Most vets recommend spaying or neutering your puppy between 6 to 12 months of age. However, it’s best to discuss this with your vet. Prices vary by vet and location, so it’s best to call around to find out what your neighbourhood clinics charge.
You might save money by adopting a dog from a shelter that has already neutered the dog.
Dog beds, dog bowls, pet-safe toothpaste and toothbrushes, grooming brushes, and chewy toys are all part of the gear you’ll need to care for your Staffy. Remember, Staffies are notorious chewers and will go through many so-called indestructible toys in their lifetime.
Consider that you’ll need to replace everything when they wear out, become damaged or when your Staffy outgrows them.
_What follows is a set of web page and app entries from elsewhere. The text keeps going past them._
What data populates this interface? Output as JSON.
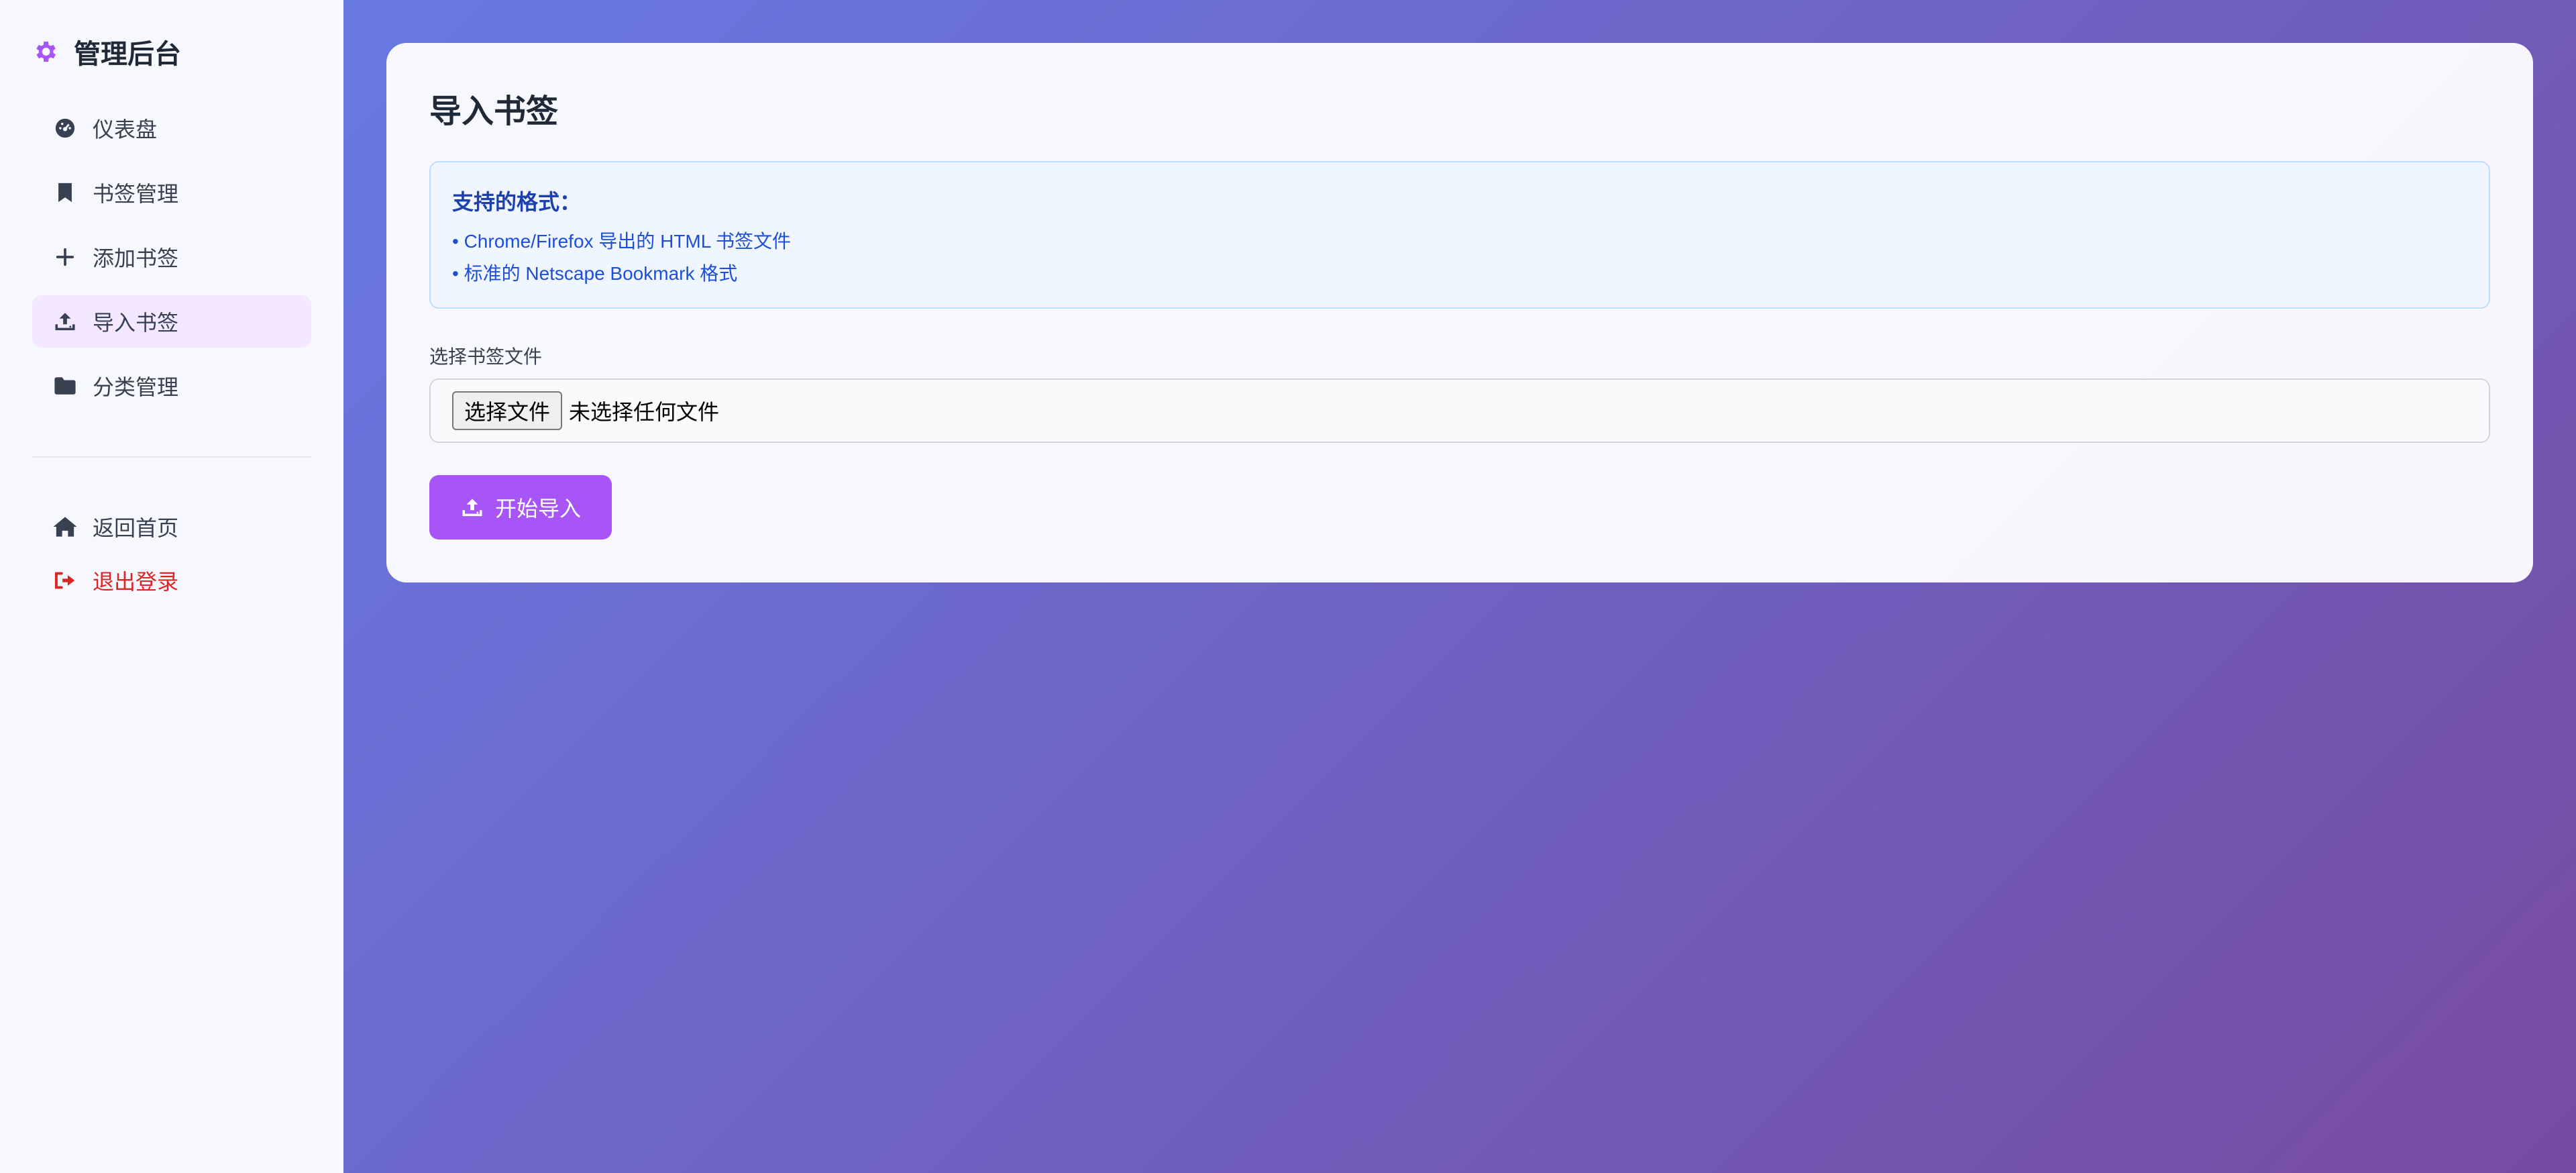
{
  "sidebar": {
    "brand": {
      "icon": "gear-icon",
      "title": "管理后台"
    },
    "nav": [
      {
        "label": "仪表盘",
        "icon": "dashboard-icon"
      },
      {
        "label": "书签管理",
        "icon": "bookmark-icon"
      },
      {
        "label": "添加书签",
        "icon": "plus-icon"
      },
      {
        "label": "导入书签",
        "icon": "upload-icon",
        "active": true
      },
      {
        "label": "分类管理",
        "icon": "folder-icon"
      }
    ],
    "footer": [
      {
        "label": "返回首页",
        "icon": "home-icon"
      },
      {
        "label": "退出登录",
        "icon": "logout-icon"
      }
    ]
  },
  "main": {
    "title": "导入书签",
    "info": {
      "title": "支持的格式：",
      "lines": [
        "• Chrome/Firefox 导出的 HTML 书签文件",
        "• 标准的 Netscape Bookmark 格式"
      ]
    },
    "file": {
      "label": "选择书签文件",
      "button": "选择文件",
      "status": "未选择任何文件"
    },
    "submit": {
      "label": "开始导入",
      "icon": "upload-icon"
    }
  },
  "colors": {
    "accent": "#a855f7",
    "active_bg": "#f3e8ff",
    "info_bg": "#eff6ff",
    "info_text": "#1d4ed8",
    "logout": "#dc2626",
    "gradient_start": "#667eea",
    "gradient_end": "#764ba2"
  }
}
Food is one of the high ongoing costs you will face. High-quality food is necessary to avoid diet-related illnesses. Schedule regular vet checkups into your budget to reduce the likelihood of your dog becoming unwell and detect health problems early.
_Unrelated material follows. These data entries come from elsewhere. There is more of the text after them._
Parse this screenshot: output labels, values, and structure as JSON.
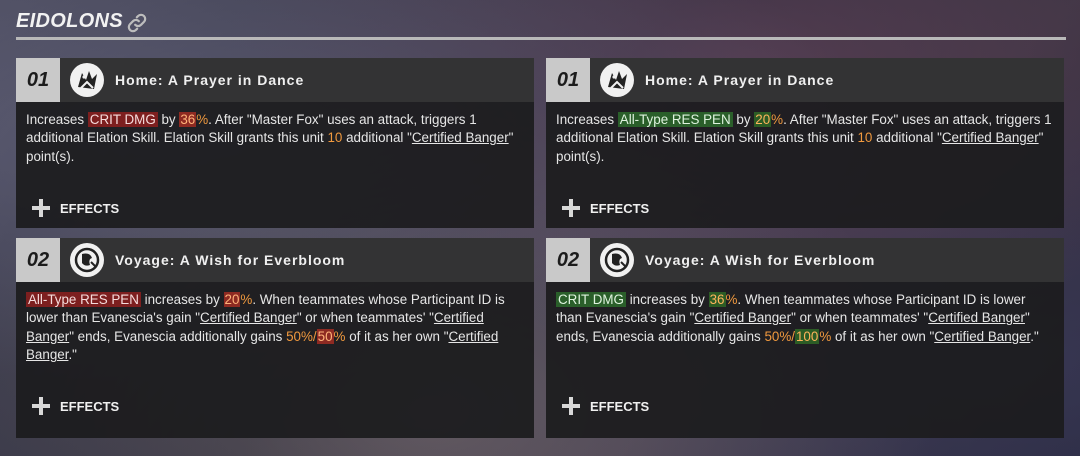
{
  "header": {
    "title": "EIDOLONS",
    "link_icon": "link-icon"
  },
  "cards": [
    {
      "num": "01",
      "title": "Home: A Prayer in Dance",
      "icon": "eidolon-1-icon",
      "p1": "Increases ",
      "stat": "CRIT DMG",
      "p2": " by ",
      "val": "36",
      "p3": ". After \"Master Fox\" uses an attack, triggers 1 additional Elation Skill. Elation Skill grants this unit ",
      "num2": "10",
      "p4": " additional \"",
      "term": "Certified Banger",
      "p5": "\" point(s).",
      "effects": "EFFECTS"
    },
    {
      "num": "01",
      "title": "Home: A Prayer in Dance",
      "icon": "eidolon-1-icon",
      "p1": "Increases ",
      "stat": "All-Type RES PEN",
      "p2": " by ",
      "val": "20",
      "p3": ". After \"Master Fox\" uses an attack, triggers 1 additional Elation Skill. Elation Skill grants this unit ",
      "num2": "10",
      "p4": " additional \"",
      "term": "Certified Banger",
      "p5": "\" point(s).",
      "effects": "EFFECTS"
    },
    {
      "num": "02",
      "title": "Voyage: A Wish for Everbloom",
      "icon": "eidolon-2-icon",
      "stat": "All-Type RES PEN",
      "p1": " increases by ",
      "val": "20",
      "p2": ". When teammates whose Participant ID is lower than Evanescia's gain \"",
      "term1": "Certified Banger",
      "p3": "\" or when teammates' \"",
      "term2": "Certified Banger",
      "p4": "\" ends, Evanescia additionally gains ",
      "base": "50%",
      "slash": "/",
      "val2": "50",
      "p5": " of it as her own \"",
      "term3": "Certified Banger",
      "p6": ".\"",
      "effects": "EFFECTS"
    },
    {
      "num": "02",
      "title": "Voyage: A Wish for Everbloom",
      "icon": "eidolon-2-icon",
      "stat": "CRIT DMG",
      "p1": " increases by ",
      "val": "36",
      "p2": ". When teammates whose Participant ID is lower than Evanescia's gain \"",
      "term1": "Certified Banger",
      "p3": "\" or when teammates' \"",
      "term2": "Certified Banger",
      "p4": "\" ends, Evanescia additionally gains ",
      "base": "50%",
      "slash": "/",
      "val2": "100",
      "p5": " of it as her own \"",
      "term3": "Certified Banger",
      "p6": ".\"",
      "effects": "EFFECTS"
    }
  ],
  "pct_symbol": "%",
  "colors": {
    "accent_orange": "#f0993e",
    "red_highlight": "#7d1f1f",
    "green_highlight": "#2a5f2a"
  }
}
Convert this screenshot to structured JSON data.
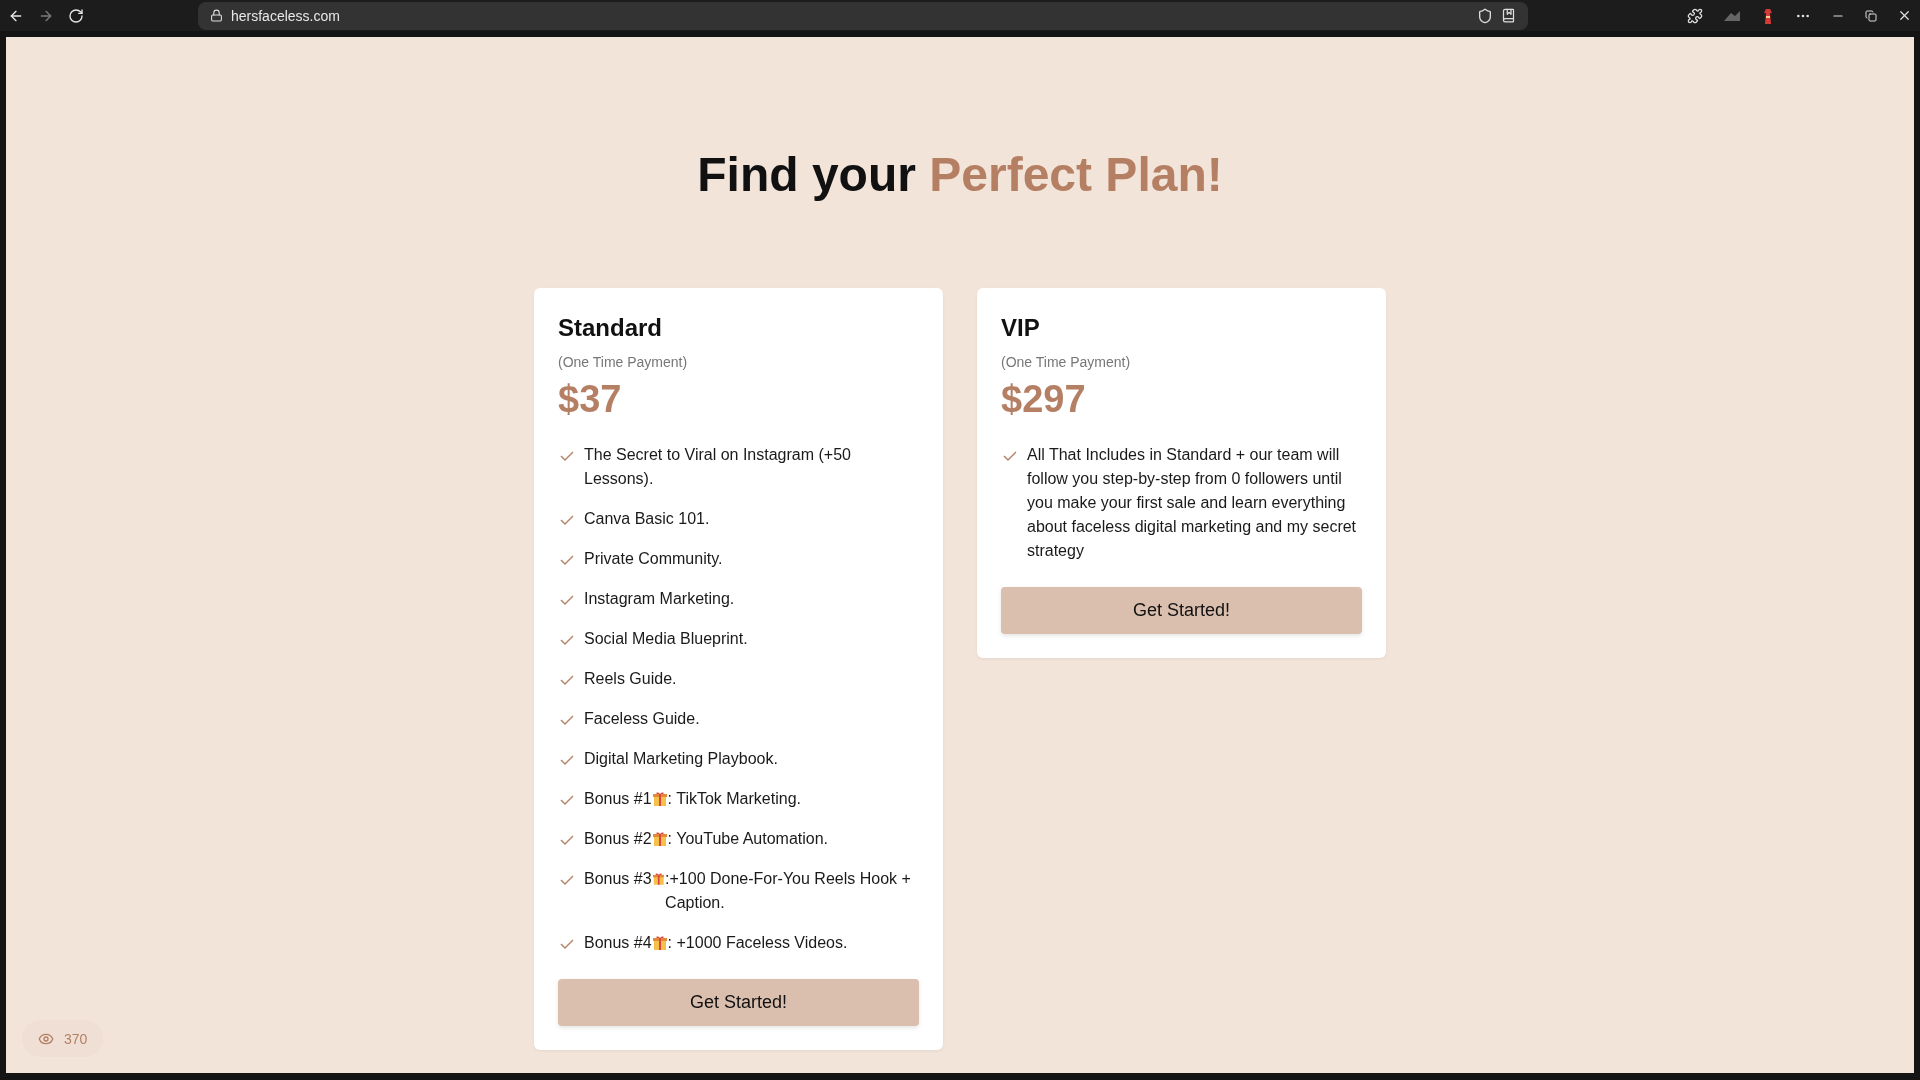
{
  "browser": {
    "nav": [
      {
        "kind": "back",
        "disabled": false
      },
      {
        "kind": "forward",
        "disabled": true
      },
      {
        "kind": "reload",
        "disabled": false
      }
    ],
    "url": "hersfaceless.com"
  },
  "heading": {
    "lead": "Find your",
    "accent": "Perfect Plan!"
  },
  "plans": [
    {
      "name": "Standard",
      "note": "(One Time Payment)",
      "price": "$37",
      "features": [
        {
          "text": "The Secret to Viral on Instagram (+50 Lessons)."
        },
        {
          "text": "Canva Basic 101."
        },
        {
          "text": "Private Community."
        },
        {
          "text": "Instagram Marketing."
        },
        {
          "text": "Social Media Blueprint."
        },
        {
          "text": "Reels Guide."
        },
        {
          "text": "Faceless Guide."
        },
        {
          "text": "Digital Marketing Playbook."
        },
        {
          "text": "Bonus #1",
          "after": ": TikTok Marketing."
        },
        {
          "text": "Bonus #2",
          "after": ": YouTube Automation."
        },
        {
          "text": "Bonus #3",
          "after": ":+100 Done-For-You Reels Hook + Caption."
        },
        {
          "text": "Bonus #4",
          "after": ": +1000 Faceless Videos."
        }
      ],
      "button": "Get Started!"
    },
    {
      "name": "VIP",
      "note": "(One Time Payment)",
      "price": "$297",
      "features": [
        {
          "text": "All That Includes in Standard + our team will follow you step-by-step from 0 followers until you make your first sale and learn everything about faceless digital marketing and my secret strategy"
        }
      ],
      "button": "Get Started!"
    }
  ],
  "views": "370"
}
Each year, they should visit the vet for a checkup. You’ll need flea and tick medication every month. You could discuss a health care plan with your local vet; you’ll pay a monthly fee throughout the year, covering all usual expenses.
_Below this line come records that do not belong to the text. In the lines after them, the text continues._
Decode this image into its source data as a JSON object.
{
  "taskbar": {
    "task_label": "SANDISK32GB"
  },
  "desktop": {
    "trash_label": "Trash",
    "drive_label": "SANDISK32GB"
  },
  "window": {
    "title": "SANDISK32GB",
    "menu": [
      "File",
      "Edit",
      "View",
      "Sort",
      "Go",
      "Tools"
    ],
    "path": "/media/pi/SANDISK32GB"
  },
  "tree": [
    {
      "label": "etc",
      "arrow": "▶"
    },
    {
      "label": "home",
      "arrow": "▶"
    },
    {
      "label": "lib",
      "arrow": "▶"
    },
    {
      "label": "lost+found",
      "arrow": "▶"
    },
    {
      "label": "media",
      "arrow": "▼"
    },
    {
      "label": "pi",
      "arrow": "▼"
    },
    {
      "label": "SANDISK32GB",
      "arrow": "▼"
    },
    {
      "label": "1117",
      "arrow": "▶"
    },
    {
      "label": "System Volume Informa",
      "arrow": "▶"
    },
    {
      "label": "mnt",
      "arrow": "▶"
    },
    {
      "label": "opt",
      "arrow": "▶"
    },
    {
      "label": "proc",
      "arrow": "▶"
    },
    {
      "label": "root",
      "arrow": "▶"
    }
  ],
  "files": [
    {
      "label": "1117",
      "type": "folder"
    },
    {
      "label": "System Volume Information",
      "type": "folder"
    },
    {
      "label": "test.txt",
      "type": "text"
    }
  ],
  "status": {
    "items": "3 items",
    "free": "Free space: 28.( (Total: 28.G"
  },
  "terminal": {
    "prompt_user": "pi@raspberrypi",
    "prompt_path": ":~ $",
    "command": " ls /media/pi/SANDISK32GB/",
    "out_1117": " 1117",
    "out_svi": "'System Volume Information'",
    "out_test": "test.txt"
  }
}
In addition, you will need to pay an annual premium for pet insurance.
You will also need to buy numerous accessories, such as grooming tools and poo bags and replace worn and no longer viable equipment.
I’ve put these as optional costs because not every Staffy owner needs or uses these services. But if you choose to use them, the costs can be pretty steep in some cases.
- Dog training classes
- Socialisation classes
- Boarding kennels
- Dog walkers
- Doggy Day Care
Where to Buy a Staffy Puppy
One of the top breeders is the best place to get your Staffy puppy. That might mean travelling a distance from your home, and you must make the trip several times. But as we have already discussed earlier, buying a puppy from a highly reputable breeder is the only way you can guarantee the health of the puppy and its parents.
In addition, top breeders provide many other advantages, including a money-back guarantee or at least a replacement puppy.
Where NOT to Buy a Staffy Puppy
The most obvious places to avoid are puppy mills, pet shops and market stalls. None of these places will offer you a genuinely healthy puppy. Yes, they might be cheaper, but you’ll end up paying a fortune in vet bills. Your puppy has a real chance of dying early, and the grief it causes is not worth saving a few hundred pounds on the Staffordshire Bull Terrier cost.
Adopting a Staffy is a brilliant alternative way to buying a puppy. You know what you’re getting; the Staffy comes neutered or spayed, fully vaccinated and wormed.
Even though the number of Staffies is high in dog shelters, you can’t just walk in and out with a dog. There are plenty of procedures before the shelter accepts you as a dog owner.
Their first priority is to the dog, and most of these dogs have been through enough trauma that the shelter doesn’t want to put them through anymore by sending them away with the wrong owners.